If there’s one thing I’ve learned about watching the preseason, it’s never to take for granted that a player’s play will win him a starting job or even a roster spot. The first time that point was really driven home for me was in 2003, when Joe Hall clearly outplayed Omar Easy. Easy got the nod and continued to disappoint for another two seasons.
It was inconsequential in 2006 that incumbent starter Lional Dalton plainly outplayed underweight career reserve James Reed. Dalton was humiliatingly demoted by coach Herm Edwards to scout team right guard, then eventually cut. It was inconsequential again in 2007 when Casey Printers outplayed both Damon Huard and Brodie Croyle. Printers was cut in favor of Tyler Thigpen. Sometimes, as was the case with Justin Phinisee, it doesn’t even matter that there is no real competition on the squad. Phinisee was cut in favor of Detroit castaway Eddie Drummond. As we all know, if there’s any such thing as a benchmark for proof of quality, that mark is being cut by the Detroit Lions.
As a consequence of this understanding, I cannot bring myself to completely discount the rumors of a possible trade involving Dwayne Bowe, even if the source of the rumor is an individual in the press who has repeatedly proven himself to be lacking even a shred of credibility. The Tony Gonzalez trade demonstrated that nothing is sacred to Scott Pioli. That extends to every roster spot except Matt Cassel’s. I fully anticipate another move similar to Pioli’s unceremonious dismissal of Lawyer Milloy back in 2003. Kansas City fans should learn to divest themselves of emotional attachments to specific players. The new GM is void of sentimentality. Every player, including recent first round draft picks and well paid veterans, has a bulls-eye on his back, and Pioli is about to open fire into a crowded room.
Now that I’ve said that, I’ll give my real opinion: Dwayne Bowe isn’t going anywhere. His placement on the team’s official depth chart gives the appearance that his job is in danger, but it isn’t. Marcus Allen was frequently listed as a third stringer when he played for the Raiders. Coaches, GMs, and owners do this to players for different reasons. In Allen’s case, there never seemed to be any clear cut reason beyond the fact that Al Davis didn’t like him. That always struck me as an unorthodox way of communicating that particular emotion, but nobody has ever accused Al Davis of orthodoxy.

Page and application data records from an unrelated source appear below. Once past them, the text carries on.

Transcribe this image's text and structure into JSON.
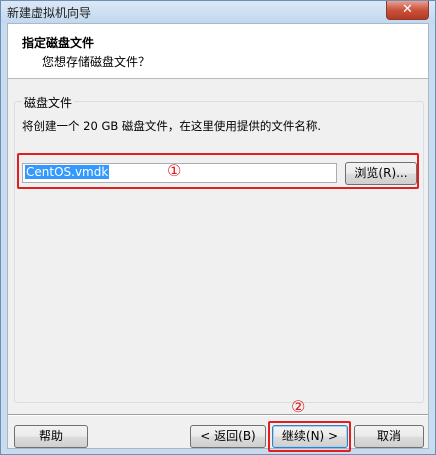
{
  "window": {
    "title": "新建虚拟机向导",
    "close_glyph": "✕"
  },
  "header": {
    "title": "指定磁盘文件",
    "subtitle": "您想存储磁盘文件？"
  },
  "disk_file_group": {
    "legend": "磁盘文件",
    "description": "将创建一个 20 GB 磁盘文件，在这里使用提供的文件名称.",
    "file_input_value": "CentOS.vmdk",
    "browse_label": "浏览(R)..."
  },
  "footer": {
    "help_label": "帮助",
    "back_label": "< 返回(B)",
    "next_label": "继续(N) >",
    "cancel_label": "取消"
  },
  "annotations": {
    "marker_1": "①",
    "marker_2": "②",
    "accent_color": "#e02020"
  }
}
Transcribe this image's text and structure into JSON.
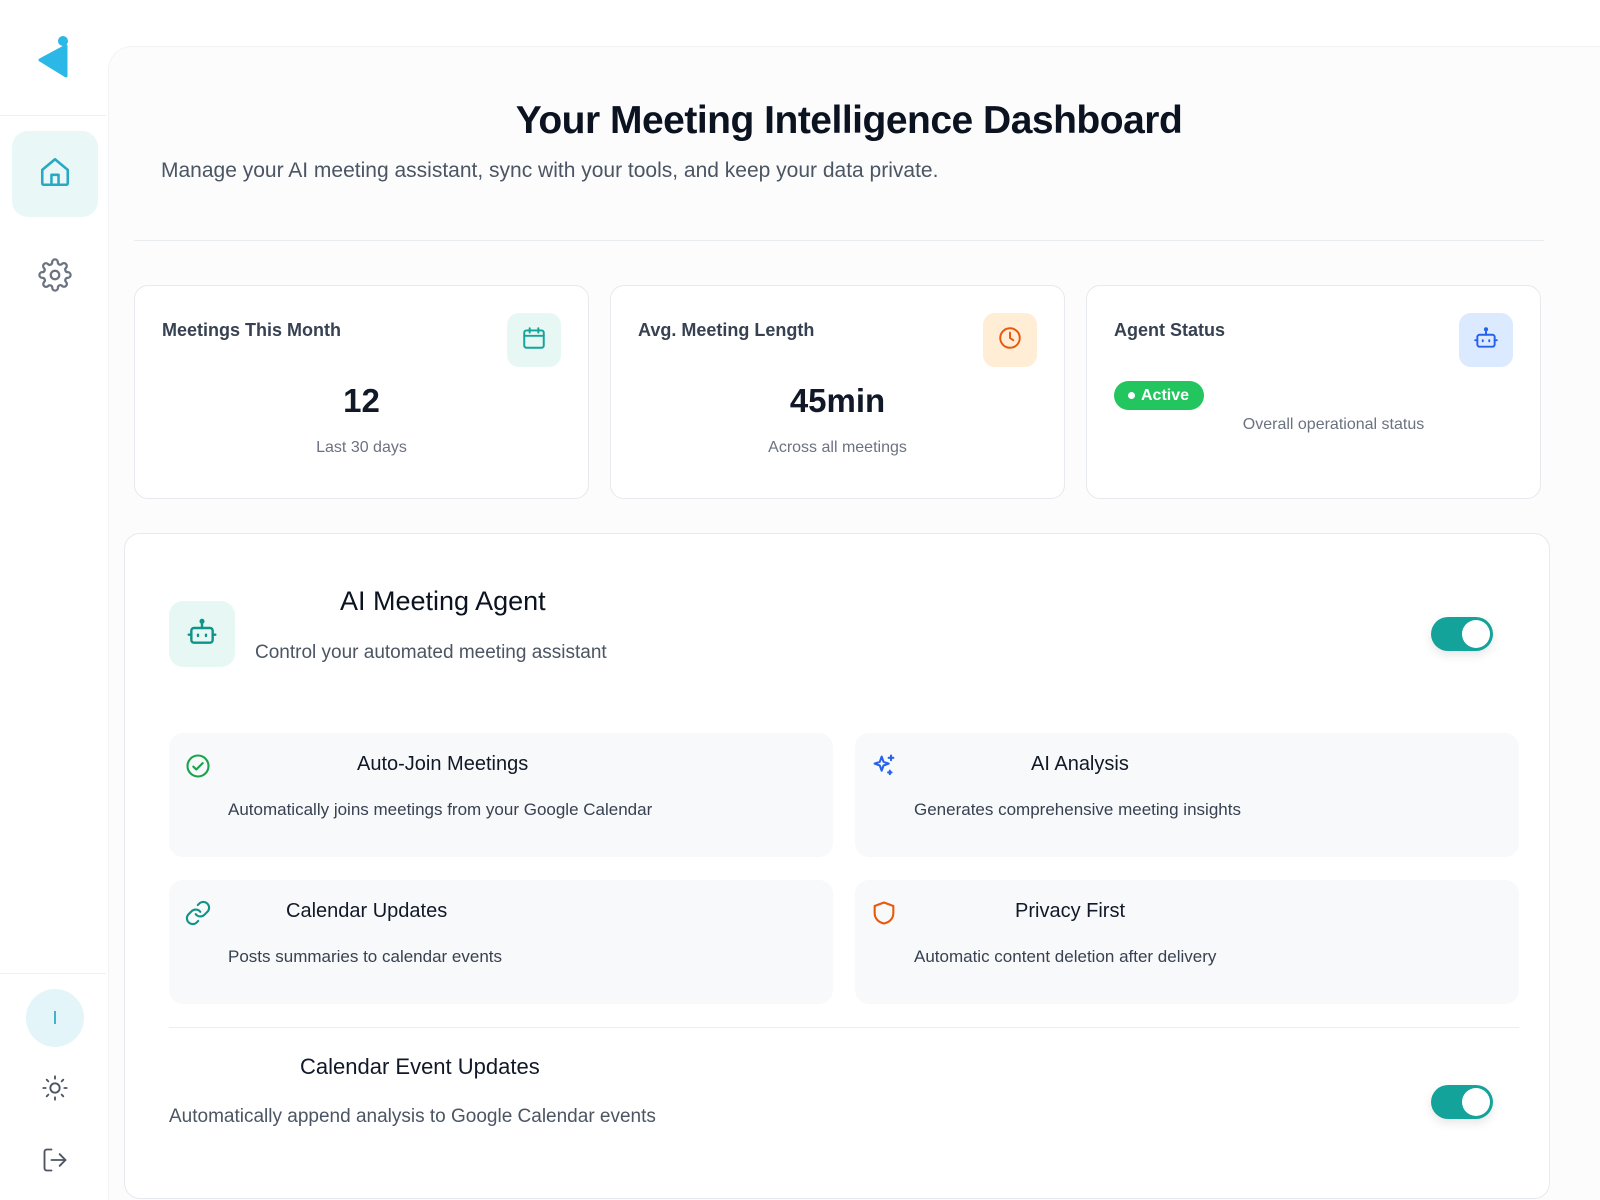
{
  "sidebar": {
    "logo_icon": "brand-logo",
    "nav": [
      {
        "icon": "home-icon",
        "active": true
      },
      {
        "icon": "gear-icon",
        "active": false
      }
    ],
    "avatar_initial": "I",
    "theme_icon": "sun-icon",
    "logout_icon": "logout-icon"
  },
  "header": {
    "title": "Your Meeting Intelligence Dashboard",
    "subtitle": "Manage your AI meeting assistant, sync with your tools, and keep your data private."
  },
  "stats": [
    {
      "label": "Meetings This Month",
      "value": "12",
      "note": "Last 30 days",
      "icon": "calendar-icon",
      "accent": "#14a39a",
      "icon_bg": "#e6f7f4"
    },
    {
      "label": "Avg. Meeting Length",
      "value": "45min",
      "note": "Across all meetings",
      "icon": "clock-icon",
      "accent": "#ea580c",
      "icon_bg": "#ffedd5"
    },
    {
      "label": "Agent Status",
      "badge": "Active",
      "note": "Overall operational status",
      "icon": "bot-icon",
      "accent": "#2563eb",
      "icon_bg": "#dbeafe"
    }
  ],
  "agent": {
    "title": "AI Meeting Agent",
    "subtitle": "Control your automated meeting assistant",
    "enabled": true,
    "features": [
      {
        "title": "Auto-Join Meetings",
        "desc": "Automatically joins meetings from your Google Calendar",
        "icon": "check-circle-icon",
        "color": "#16a34a"
      },
      {
        "title": "AI Analysis",
        "desc": "Generates comprehensive meeting insights",
        "icon": "sparkles-icon",
        "color": "#2563eb"
      },
      {
        "title": "Calendar Updates",
        "desc": "Posts summaries to calendar events",
        "icon": "link-icon",
        "color": "#0d9488"
      },
      {
        "title": "Privacy First",
        "desc": "Automatic content deletion after delivery",
        "icon": "shield-icon",
        "color": "#ea580c"
      }
    ],
    "calendar_updates": {
      "title": "Calendar Event Updates",
      "desc": "Automatically append analysis to Google Calendar events",
      "enabled": true
    }
  },
  "colors": {
    "accent": "#14a39a",
    "status_active": "#22c55e"
  }
}
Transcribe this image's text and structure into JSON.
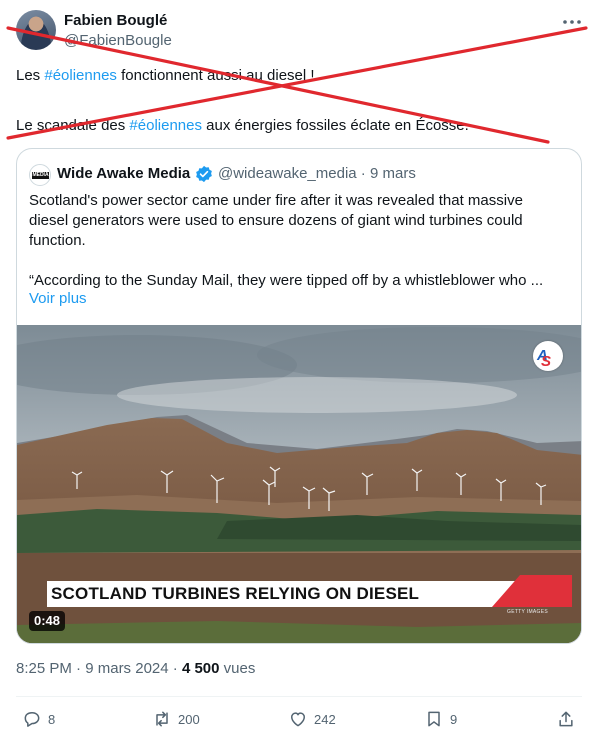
{
  "author": {
    "name": "Fabien Bouglé",
    "handle": "@FabienBougle"
  },
  "tweet": {
    "line1": {
      "before": "Les ",
      "hashtag": "#éoliennes",
      "after": " fonctionnent aussi au diesel !"
    },
    "line2": {
      "before": "Le scandale des ",
      "hashtag": "#éoliennes",
      "after": " aux énergies fossiles éclate en Écosse."
    }
  },
  "overlay": {
    "cross_color": "#e0282e"
  },
  "quote": {
    "logo_text": "MEDIA",
    "name": "Wide Awake Media",
    "handle": "@wideawake_media",
    "separator": " · ",
    "date": "9 mars",
    "text_lines": [
      "Scotland's power sector came under fire after it was revealed that massive",
      "diesel generators were used to ensure dozens of giant wind turbines could",
      "function.",
      "“According to the Sunday Mail, they were tipped off by a whistleblower who ..."
    ],
    "read_more": "Voir plus",
    "media": {
      "banner_text": "SCOTLAND TURBINES RELYING ON DIESEL",
      "credit": "GETTY IMAGES",
      "logo": {
        "s": "S",
        "a": "A"
      },
      "duration": "0:48"
    }
  },
  "meta": {
    "time": "8:25 PM",
    "sep1": " · ",
    "date": "9 mars 2024",
    "sep2": " · ",
    "views": "4 500",
    "views_label": " vues"
  },
  "actions": {
    "replies": "8",
    "reposts": "200",
    "likes": "242",
    "bookmarks": "9"
  },
  "colors": {
    "accent": "#1d9bf0",
    "text": "#0f1419",
    "muted": "#536471",
    "border": "#cfd9de",
    "brand_red": "#e0303a"
  }
}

With Bowe, the message being communicated via his demotion isn’t dislike, but rather disapproval. Head coach Todd Haley doesn’t approve of Bowe’s work ethic. He doesn’t approve of Bowe’s penchant for dropping balls either. Bowe is being sent the message that he must earn his keep.
Bowe had never been held accountable before this summer. He, like all great athletes, thrived on natural ability through high school. Playing under Les Miles at LSU didn’t change that, nor did playing under Herm Edwards in Kansas City. Now, a month shy of his 25th birthday, he finds himself in a position with which he is wholly unfamiliar. For the first time in his life, his future is not guaranteed.
Sort of. Despite Haley’s present infatuation with Devard Darling and the magnificently awful Terrance Copper, Bowe will probably start September 13th against Baltimore (a team which was wise enough to divest itself of both Darling and Copper). If that is to be the case, he also needs to start tonight against the Vikings. If this team wants to be competitive, he and Matt Cassel need to be on the same page. They won’t be unless they spend time on the field together now. I know Haley wants to make his point clear to Bowe, but if making that point is ultimately detrimental to the development of his relatively inexperienced quarterback, what’s the point?
Haley declared yesterday that his starters would be playing for the duration of the first half. If we are to believe the depth chart, that means we’ll be subjected to 30 minutes of Devard Darling and Terrance Copper, being spelled by Mark Bradley and Amani Toomer. That’s not good for anybody, but for Cassel it’s potentially damning. Haley has to end Bowe’s demotion eventually, and the entire team would be better off if he did it sooner rather than later. Continuing to make an example out of one key player at the expense of team chemistry would be one hell of a rookie mistake.